:: Given records ::

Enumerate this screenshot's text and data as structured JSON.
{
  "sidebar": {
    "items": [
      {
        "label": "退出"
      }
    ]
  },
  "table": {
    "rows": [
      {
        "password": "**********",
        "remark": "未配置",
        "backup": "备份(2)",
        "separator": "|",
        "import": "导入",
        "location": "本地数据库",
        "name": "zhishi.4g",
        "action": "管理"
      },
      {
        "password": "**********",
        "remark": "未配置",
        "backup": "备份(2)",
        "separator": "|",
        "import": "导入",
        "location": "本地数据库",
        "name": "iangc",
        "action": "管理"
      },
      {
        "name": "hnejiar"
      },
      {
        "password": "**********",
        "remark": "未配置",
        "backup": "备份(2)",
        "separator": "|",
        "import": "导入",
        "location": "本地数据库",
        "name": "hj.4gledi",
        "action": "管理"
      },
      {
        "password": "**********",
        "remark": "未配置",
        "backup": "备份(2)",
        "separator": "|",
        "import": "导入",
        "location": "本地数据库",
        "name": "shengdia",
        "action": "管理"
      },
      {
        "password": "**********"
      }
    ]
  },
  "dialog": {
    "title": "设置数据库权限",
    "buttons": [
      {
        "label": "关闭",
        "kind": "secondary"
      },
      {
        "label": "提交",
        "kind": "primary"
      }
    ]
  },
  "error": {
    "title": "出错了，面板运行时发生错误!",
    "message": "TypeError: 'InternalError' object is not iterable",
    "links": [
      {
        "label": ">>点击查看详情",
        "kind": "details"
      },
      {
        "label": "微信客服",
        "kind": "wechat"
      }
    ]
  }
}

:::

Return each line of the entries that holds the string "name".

_Response to this exercise_
        "name": "zhishi.4g",
        "name": "iangc",
        "name": "hnejiar"
        "name": "hj.4gledi",
        "name": "shengdia",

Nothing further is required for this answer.